The transmission of EPU to bank lending could differ with respect to firm size as
well. Indeed, when bank lending is constrained, small and medium-sized
enterprises (SMEs) tend to be affected more than larger corporations, which are
usually less dependent on bank loans. 16 This is partly due to most SMEs not
being able to tap capital markets.
Lack of data limits an analysis of lending to SMEs versus large corporations
separately. Yet volumes of small and large loans are available. Small loans
(loans with a volume of less than EUR 1 m) are more likely to be to SMEs and
can serve as a proxy of SME lending. Our analysis indicates that there is indeed
some asymmetry in the impact of EPU.
In Spain, the negative correlation of

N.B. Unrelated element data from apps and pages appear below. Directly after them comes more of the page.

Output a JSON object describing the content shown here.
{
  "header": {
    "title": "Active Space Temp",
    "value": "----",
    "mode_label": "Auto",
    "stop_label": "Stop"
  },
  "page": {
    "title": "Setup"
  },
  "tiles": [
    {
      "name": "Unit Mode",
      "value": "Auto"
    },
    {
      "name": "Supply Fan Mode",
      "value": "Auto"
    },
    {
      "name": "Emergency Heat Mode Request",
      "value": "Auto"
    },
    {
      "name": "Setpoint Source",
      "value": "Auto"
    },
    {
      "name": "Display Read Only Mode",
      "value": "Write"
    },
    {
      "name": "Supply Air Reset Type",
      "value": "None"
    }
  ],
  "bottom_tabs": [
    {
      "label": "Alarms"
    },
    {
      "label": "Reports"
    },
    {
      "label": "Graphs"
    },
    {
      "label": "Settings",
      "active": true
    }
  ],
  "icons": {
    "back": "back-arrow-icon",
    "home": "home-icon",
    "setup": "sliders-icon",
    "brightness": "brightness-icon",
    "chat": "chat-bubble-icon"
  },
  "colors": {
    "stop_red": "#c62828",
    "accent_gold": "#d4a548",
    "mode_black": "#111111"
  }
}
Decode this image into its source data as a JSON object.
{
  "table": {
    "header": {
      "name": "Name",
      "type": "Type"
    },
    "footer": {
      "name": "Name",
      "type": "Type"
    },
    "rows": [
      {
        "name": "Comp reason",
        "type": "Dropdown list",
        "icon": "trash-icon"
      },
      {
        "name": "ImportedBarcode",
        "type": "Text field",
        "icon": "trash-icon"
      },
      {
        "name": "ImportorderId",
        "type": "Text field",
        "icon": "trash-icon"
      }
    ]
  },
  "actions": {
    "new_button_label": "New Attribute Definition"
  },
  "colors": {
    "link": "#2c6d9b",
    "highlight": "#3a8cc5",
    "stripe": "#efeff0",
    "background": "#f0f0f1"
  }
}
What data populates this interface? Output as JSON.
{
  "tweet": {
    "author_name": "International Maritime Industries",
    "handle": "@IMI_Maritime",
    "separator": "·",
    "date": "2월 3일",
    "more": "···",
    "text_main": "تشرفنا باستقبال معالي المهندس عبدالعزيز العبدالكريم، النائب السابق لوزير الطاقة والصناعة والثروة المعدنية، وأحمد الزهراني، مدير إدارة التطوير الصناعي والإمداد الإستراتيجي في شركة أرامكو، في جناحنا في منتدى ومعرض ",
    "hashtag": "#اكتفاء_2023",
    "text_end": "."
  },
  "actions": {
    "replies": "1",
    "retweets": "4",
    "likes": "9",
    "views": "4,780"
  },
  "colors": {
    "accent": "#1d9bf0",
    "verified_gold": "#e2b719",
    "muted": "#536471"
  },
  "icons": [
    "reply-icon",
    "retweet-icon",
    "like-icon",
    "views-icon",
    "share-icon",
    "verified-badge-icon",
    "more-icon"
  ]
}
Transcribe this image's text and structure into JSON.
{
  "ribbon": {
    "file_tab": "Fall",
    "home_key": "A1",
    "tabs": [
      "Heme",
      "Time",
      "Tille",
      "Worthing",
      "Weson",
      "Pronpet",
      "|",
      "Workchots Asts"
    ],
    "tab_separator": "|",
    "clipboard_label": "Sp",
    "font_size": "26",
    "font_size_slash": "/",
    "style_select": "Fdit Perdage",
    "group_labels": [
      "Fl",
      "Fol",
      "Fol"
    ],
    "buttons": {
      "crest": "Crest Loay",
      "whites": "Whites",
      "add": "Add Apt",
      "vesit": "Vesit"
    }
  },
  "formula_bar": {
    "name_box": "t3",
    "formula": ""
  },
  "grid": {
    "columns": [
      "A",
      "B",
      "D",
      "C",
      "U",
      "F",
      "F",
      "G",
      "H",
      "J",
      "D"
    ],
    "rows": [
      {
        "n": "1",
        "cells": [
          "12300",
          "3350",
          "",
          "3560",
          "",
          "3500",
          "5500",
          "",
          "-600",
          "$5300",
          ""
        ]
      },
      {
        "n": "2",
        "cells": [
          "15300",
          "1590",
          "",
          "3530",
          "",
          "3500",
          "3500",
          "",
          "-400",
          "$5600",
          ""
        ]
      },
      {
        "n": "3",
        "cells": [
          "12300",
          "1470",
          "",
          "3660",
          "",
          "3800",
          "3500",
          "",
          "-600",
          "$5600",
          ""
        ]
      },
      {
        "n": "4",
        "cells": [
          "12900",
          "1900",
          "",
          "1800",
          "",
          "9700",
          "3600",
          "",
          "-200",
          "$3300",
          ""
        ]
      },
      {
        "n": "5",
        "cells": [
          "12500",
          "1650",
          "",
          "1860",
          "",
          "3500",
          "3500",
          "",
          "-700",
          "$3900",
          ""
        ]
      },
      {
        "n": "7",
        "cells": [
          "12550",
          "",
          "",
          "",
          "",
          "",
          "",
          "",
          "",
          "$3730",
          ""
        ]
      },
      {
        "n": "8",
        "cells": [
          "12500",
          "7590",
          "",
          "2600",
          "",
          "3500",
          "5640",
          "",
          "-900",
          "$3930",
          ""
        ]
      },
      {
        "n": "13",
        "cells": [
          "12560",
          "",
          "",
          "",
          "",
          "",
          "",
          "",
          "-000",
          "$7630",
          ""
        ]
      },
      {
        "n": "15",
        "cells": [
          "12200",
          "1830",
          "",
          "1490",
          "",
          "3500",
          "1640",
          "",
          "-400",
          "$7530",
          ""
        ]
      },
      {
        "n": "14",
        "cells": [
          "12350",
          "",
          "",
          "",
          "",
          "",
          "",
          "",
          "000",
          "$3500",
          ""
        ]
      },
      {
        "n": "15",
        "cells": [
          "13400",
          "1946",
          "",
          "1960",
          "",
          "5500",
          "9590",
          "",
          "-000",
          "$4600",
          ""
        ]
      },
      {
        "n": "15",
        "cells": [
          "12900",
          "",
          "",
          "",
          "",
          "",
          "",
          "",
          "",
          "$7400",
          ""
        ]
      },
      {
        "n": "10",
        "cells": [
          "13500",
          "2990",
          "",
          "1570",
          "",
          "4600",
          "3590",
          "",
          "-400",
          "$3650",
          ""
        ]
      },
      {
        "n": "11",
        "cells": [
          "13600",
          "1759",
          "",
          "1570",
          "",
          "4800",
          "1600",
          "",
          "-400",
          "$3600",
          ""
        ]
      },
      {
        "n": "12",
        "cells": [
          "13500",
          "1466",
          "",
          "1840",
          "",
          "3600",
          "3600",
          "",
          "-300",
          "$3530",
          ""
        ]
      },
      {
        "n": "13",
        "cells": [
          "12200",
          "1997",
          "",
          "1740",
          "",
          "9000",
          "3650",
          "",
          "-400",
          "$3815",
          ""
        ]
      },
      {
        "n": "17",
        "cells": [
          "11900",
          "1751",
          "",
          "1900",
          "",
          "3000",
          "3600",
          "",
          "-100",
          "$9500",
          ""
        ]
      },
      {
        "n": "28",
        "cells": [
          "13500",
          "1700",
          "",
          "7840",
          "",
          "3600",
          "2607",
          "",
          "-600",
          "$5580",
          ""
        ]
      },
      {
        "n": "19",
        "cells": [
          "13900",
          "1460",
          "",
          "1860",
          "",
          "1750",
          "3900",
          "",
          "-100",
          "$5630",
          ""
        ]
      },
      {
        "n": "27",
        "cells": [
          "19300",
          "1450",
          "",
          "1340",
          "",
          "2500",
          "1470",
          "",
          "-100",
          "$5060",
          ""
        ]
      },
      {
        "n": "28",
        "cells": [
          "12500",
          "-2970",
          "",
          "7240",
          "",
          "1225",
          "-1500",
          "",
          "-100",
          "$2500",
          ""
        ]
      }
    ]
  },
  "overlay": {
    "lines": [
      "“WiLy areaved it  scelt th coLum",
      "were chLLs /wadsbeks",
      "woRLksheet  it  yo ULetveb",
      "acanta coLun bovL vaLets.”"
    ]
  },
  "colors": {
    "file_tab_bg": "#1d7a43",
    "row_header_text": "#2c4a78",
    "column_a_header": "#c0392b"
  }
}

EPU and SME lending is twice as large as the correlation of EPU and lending to
large corporations. In France, results are similar. In Italy, both SME and large-
cap lending show a high negative correlation with EPU. Independent of firm
size, Italian banks have generally been risk averse, especially in recent years,
due to extraordinarily high levels of non-performing loans on their balance
Only in Germany, and in line with our previous results, is the link
between EPU and corporate lending negligible for both SMEs and large firms.